A game by Beadybox for PC, originally released in 2015.
A Mini Falafel Adventure is a game about an anthropomorphic falafel who goes on an adventure to rescue his also-an-anthropomorphic-falafel friend who was abducted by aliens while the pair were out hopping around. The game is a metroidvania, but unlike traditional genre entries, which tend to be large and lengthy adventures, this game is quite short and focuses on multi-phase boss encounters rather than the spaces in between, and the game can be completed in under two hours.
The falafel hero has a 2x nonvariable jump and the ability to swim across pools of water, but he begins the game with no offensive abilities. Dangers include blocks that spit flame spouts a couple of seconds after you step on them, and some hopping enemies.
The falafel has four units of health, but checkpoints are fairly frequent, so players are not sent back very far when they die. There are no enemy drops, but the player does occasionally encounter hearts that restore his life back to full.
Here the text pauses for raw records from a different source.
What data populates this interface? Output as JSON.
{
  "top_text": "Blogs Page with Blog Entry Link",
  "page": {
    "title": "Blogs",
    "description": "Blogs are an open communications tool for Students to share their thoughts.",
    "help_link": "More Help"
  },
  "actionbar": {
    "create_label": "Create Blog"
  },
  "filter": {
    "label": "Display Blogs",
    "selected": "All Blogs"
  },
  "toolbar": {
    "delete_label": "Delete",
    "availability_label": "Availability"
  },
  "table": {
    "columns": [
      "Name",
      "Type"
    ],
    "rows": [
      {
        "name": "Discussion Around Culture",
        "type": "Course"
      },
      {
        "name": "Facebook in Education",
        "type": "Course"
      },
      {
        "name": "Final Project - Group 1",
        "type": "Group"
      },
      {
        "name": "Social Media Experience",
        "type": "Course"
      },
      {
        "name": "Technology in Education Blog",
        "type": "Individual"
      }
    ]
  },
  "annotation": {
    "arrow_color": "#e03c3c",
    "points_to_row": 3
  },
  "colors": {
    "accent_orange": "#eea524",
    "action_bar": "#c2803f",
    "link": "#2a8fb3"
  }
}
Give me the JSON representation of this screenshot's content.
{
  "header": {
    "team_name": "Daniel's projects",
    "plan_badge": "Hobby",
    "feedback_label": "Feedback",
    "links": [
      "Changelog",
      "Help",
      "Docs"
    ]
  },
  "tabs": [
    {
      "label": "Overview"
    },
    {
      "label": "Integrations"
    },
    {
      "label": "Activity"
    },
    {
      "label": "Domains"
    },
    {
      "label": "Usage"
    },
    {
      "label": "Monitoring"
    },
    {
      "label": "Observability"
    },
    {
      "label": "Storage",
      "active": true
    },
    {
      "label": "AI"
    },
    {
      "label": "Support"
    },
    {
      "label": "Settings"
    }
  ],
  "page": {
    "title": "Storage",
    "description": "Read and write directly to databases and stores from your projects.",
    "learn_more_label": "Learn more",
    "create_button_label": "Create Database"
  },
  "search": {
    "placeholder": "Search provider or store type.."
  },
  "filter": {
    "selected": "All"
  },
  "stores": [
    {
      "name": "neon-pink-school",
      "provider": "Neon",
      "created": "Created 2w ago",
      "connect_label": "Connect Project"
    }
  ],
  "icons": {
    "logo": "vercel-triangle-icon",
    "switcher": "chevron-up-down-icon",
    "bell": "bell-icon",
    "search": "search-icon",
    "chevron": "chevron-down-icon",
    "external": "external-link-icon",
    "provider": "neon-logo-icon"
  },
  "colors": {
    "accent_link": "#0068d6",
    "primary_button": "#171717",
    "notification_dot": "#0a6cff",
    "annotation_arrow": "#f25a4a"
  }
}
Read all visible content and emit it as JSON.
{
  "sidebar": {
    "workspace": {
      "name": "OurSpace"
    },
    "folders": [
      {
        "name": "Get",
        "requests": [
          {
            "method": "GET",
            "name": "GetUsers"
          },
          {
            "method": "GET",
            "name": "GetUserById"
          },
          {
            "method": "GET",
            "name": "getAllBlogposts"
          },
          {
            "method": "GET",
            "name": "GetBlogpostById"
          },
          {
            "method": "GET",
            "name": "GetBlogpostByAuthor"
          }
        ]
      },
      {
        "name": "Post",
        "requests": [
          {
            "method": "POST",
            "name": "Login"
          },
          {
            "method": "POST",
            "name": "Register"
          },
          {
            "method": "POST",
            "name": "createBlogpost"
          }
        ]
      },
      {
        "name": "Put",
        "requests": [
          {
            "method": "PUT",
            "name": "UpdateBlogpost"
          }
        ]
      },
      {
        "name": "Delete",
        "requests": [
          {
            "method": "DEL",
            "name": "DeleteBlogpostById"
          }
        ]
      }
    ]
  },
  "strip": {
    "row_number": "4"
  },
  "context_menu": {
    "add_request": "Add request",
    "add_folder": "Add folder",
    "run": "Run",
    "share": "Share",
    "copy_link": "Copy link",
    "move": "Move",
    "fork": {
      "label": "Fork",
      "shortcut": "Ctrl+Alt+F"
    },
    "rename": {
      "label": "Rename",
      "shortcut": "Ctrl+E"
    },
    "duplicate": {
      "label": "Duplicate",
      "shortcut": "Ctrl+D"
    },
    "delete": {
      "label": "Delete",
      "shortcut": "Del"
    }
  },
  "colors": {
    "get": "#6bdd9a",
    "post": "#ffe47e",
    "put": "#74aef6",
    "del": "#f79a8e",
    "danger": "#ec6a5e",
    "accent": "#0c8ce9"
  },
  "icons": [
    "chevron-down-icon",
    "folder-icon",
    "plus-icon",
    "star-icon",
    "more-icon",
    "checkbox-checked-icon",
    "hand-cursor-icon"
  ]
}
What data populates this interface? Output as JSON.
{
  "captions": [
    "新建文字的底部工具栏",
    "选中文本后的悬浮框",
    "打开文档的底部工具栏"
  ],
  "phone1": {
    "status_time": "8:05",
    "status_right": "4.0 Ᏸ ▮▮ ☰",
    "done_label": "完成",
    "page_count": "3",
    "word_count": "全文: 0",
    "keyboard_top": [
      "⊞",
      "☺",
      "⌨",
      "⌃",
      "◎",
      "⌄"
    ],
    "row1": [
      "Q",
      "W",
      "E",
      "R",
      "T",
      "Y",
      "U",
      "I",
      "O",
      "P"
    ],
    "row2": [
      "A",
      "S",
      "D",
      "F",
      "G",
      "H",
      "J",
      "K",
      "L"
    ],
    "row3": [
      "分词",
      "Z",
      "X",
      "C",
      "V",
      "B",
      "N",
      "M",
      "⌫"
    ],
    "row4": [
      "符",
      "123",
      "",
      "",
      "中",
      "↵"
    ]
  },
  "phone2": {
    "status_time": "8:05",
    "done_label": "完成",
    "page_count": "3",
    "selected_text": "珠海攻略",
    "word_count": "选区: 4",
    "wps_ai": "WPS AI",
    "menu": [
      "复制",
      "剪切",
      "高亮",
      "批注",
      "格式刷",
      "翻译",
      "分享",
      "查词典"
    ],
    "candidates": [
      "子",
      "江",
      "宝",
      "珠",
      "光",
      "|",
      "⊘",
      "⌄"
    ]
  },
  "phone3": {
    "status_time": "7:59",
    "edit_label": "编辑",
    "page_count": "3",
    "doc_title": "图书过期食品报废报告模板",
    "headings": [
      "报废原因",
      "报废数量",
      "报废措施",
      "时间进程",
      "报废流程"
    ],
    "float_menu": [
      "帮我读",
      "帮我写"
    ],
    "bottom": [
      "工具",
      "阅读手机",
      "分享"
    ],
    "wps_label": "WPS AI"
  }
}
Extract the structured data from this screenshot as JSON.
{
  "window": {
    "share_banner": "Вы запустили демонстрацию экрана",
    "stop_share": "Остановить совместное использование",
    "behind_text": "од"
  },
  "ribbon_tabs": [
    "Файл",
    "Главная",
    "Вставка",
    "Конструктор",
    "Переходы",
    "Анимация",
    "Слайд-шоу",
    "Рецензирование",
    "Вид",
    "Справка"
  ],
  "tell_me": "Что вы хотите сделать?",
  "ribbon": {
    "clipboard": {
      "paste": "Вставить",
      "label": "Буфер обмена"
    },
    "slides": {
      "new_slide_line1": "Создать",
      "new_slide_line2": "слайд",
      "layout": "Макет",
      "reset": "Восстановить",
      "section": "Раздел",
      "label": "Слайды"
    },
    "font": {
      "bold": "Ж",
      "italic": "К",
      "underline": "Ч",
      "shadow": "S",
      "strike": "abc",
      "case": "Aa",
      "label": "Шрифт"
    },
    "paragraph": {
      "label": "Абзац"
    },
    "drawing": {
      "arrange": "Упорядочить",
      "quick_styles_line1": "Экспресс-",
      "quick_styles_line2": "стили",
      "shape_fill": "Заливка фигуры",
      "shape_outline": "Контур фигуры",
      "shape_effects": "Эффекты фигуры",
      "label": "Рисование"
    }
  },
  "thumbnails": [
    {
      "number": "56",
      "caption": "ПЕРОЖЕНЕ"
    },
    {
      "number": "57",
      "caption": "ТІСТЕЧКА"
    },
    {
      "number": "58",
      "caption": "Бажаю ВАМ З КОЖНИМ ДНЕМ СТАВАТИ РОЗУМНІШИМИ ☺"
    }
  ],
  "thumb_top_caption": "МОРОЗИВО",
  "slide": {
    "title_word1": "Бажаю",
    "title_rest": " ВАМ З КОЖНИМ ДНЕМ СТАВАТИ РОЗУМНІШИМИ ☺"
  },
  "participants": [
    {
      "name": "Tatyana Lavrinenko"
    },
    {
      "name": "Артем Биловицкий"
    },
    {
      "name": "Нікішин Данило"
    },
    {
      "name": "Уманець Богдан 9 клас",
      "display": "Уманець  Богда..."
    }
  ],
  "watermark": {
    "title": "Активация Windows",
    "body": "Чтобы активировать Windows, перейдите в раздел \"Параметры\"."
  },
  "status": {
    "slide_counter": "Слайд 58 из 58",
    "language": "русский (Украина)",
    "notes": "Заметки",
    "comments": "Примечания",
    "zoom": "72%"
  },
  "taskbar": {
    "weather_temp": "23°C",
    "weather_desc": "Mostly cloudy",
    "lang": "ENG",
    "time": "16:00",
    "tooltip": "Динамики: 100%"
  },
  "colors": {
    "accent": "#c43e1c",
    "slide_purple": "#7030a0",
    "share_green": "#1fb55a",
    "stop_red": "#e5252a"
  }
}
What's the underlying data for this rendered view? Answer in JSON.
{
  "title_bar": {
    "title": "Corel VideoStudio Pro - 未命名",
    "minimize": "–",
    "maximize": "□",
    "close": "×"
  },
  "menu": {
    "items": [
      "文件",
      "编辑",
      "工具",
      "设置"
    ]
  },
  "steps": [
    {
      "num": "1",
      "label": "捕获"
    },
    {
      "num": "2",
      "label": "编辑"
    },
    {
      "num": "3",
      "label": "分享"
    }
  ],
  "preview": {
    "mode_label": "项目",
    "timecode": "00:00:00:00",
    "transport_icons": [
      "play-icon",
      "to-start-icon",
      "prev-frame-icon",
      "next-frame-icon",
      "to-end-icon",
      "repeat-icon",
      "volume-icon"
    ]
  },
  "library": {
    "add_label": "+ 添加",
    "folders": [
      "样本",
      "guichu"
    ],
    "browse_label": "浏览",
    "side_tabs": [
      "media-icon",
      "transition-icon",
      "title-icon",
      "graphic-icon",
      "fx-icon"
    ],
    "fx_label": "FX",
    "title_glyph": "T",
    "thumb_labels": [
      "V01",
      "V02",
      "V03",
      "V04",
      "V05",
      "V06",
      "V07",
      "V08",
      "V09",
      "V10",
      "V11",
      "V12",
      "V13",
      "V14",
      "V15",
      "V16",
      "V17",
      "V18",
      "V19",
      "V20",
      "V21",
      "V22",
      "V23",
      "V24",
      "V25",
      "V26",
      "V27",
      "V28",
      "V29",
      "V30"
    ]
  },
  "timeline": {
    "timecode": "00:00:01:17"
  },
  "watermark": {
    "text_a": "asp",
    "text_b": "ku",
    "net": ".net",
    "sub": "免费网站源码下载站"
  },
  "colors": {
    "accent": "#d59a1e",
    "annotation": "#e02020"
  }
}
The game consists of linked single-screen environments, often with branching paths, although many of these paths loop back in on themselves. The game offers no map, but the simple layouts and very limited backtracking make such a feature largely unnecessary.
Early in the going, the player encounters his first new ability in the form of exploding mines, and these act as the player’s primary weapon and navigation tool throughout the adventure. However, these mines are quite unlike the weapons found in most action-adventure titles…
The player is able to drop as many mines as he likes, stringing a trail of them behind himself if he chooses. Like the torch blocks, these mines flash and spit out a flame spout after a few seconds. Because the flames are stationary, most enemies are defeated by luring them into the flames. However, these mines have a secondary function in that they launch the falafel high into the air if he drops one and stands over it, allowing him to reach higher platforms.
This unique weapon leads to some complex boss encounters where players must alternate between luring smaller enemies into flame spouts, using mines to launch themselves over obstacles, and dropping mines in key locations to harm the boss’ weak point. The weapon is challenging to use effectively since players must also be careful not to fall back down onto their own flame spouts after launching themselves into the air.
Throughout the game, the player earns abilities and upgrades which allow him to reach new areas and to backtrack short distances into previously-explored areas to open new routes. New abilities include underwater movement (where mines launch the player but don’t spit flames), the ability to use mines to destroy small blocks, and the ability to make huge leaps…
Humorously, the game's magical high-jump energy drink is supposed to be taken one drop at a time, but the narrator encourages the falafel to glug the entire bottle, which causes all of his jumps to slam him forcefully into the ceiling. After knocking himself unconscious with his first jump, the falafel reads the warning label which says “Do not glug”.
An upgrade for the mines allows the player to flip them into the air to damage enemies above him, which opens up some more complex combat possibilities, especially since flipping mines is done by holding the ACTION button. This means that players have three possible options when using a mine: drop it and run to use it as a weapon, stand over it to use it as a springboard, or flip it into the air to hit airborne enemies. Some of the more complex boss encounters require the player to switch frequently between these three uses.
The game even features a shmup sequence where the player pilots a small craft through an enemy base with waves of weaker enemies flying in formation, punctuated by energy-firing turrets and eyeballs that materialize and then rush toward the player’s position. The player encounters a miniboss and boss during the flight sequence, the former of which requires the player to lure eyeballs into a dark wall, and the latter defies player expectations and has the falafel sandwiched between two dark walls and facing a powered up eyeball enemy.
For as short as the game is, it takes many opportunities to inject humor and play with the player’s expectations, such as creating a fake heart pickup in a dead end room that reveals a boss encounter. Even destroying bosses occasionally results in humorous sequences, such as “Alfro”, whose weak point is his huge afro, which can only be attacked by setting mines on its disconnected head… after which the afro comes to life and escapes, only to come back later to enact its revenge.
Defeating the “Fatto Tomato” miniboss gives the player the ability to move underwater, but not through the use of an item; rather, the creature bursts into a bunch of tiny tomatoes upon death, and the falafel eats them all, gaining weight so that he no longer floats on the water’s surface.
The game is presented in a 4-color style, mimicking Game Boy visuals. The player can also adjust the graphics options do add color filters that change the game from its default brownish look. Beating the game shows the player’s completion time… and there is also a bad ending to be found in the final area, which is in place just for laughs. Otherwise, players can continue forward to the game’s huge multi-phase final boss encounter.
A Mini Falafel Adventure was developed by Chris Nimmo under his Beadybox label, with music composed by Reed Richards (presumably not from the Fantastic Four). The game was originally released in 2007 as a contest entry. Later, Chris spent his free time developing the full version of the game over the course of three years.
Chris has developed a number of freeware games over the years, including Uchuusen and 14.